It has been quite a while since my last post. I guess I better change my style from being and article writer to being a blog poster.
During the past six months or so I’ve been working with a couple of guys on a concept that links (renewable) energy and economic development. The initial thought behind the concept was that it simply had to be a better business proposition to do things efficiently (i.e. use less energy to do more). This notion seems to have been validated in a recent pronouncement by northern California home builders that they were going 100% green with all new construction. Builders never do anything unless it means more profit for them, so green building must more cost effective and more attractive to customers.
So then, if it works for the building community, why not for other mainstreet businesses? There is definitely something here. Instinct says that computing will be part of the solution but the trick will be local mobilization.
Wind power is an ubundant, renewable resource that has the potential to provide electrical energy on a large scale. If only 1% of the world’s total wind resources could be harnessed, our consumption needs would be totally fulfilled. The questions is, ”How do you harness the wind?”
An unconventional answer to this question is pictured here. Inspired by a child’s toy fluttering in the Maui breeze, the Magenn Power wind turbine is a novel invention that works well, even in low-wind conditions. This could be a an excellent solution for emerging economies like India and China.

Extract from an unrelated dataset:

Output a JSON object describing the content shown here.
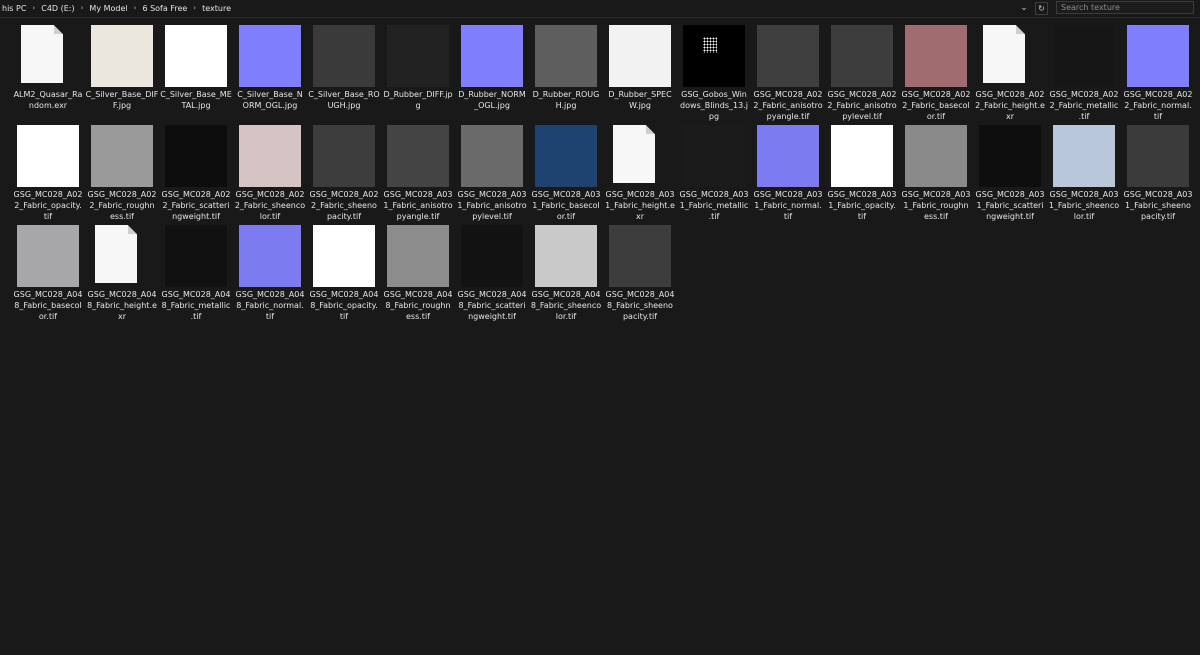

Here’s one of the best ideas I’ve seen in a while: The Electricross motorcycle.
Here’s what makes this idea so hot:
- Performance & styling that is better than gas-powered machines at the same cost
- Zero emmissions and very quiet
- Super fun
While these machines will initially be sold to young people for off-road use, you can expect them see them soon in a town near you. With an operating cost of less than a $.005/mile, the value proposition is compelling.
Those who know me understand that I am driven to do things in ways that are foreign to most people. So why is this? When I look at my motivations, I would say that, like most entrepreneurs, my behavior stems vanity (I want to be known for something), hubris (I think I’m smart enough to change the world), and a small understanding of statistics (if I keep trying new ideas, I’m bound to be successful once in a while).
Given this context, I’ve decided to start this blog to chronicle my efforts and thoughts in the entrepreneurial arena. I appreciate any and all feedback, and hope that some good ideas will pop out as a result.
Having exited from a successful startup, in the later half of 2006 I decided to go for it once more and dove into open source software. My rationale for building a company on open source was simple: many popular projects (including the one I was working with, an enterprise wiki engine) had been vetted for a specific market and had a built-in community of followers. In my way of thinking, a lot of the market validation would have already been done, thus removing one of the main risks for the venture.
While my assumptions were essentially correct (the enterprise wiki market still seems to be a good one), we were forced to abort the mission because we got caught in the headwind of a “hype cycle.” According to Gartner Group, wikis were hitting the bottom of the “trough of disillusionment” just at the time we were engaging with investors. Take a look:
As a point of learning, these hype cycles appear to be very real and represent yet another landmine that must be avoided.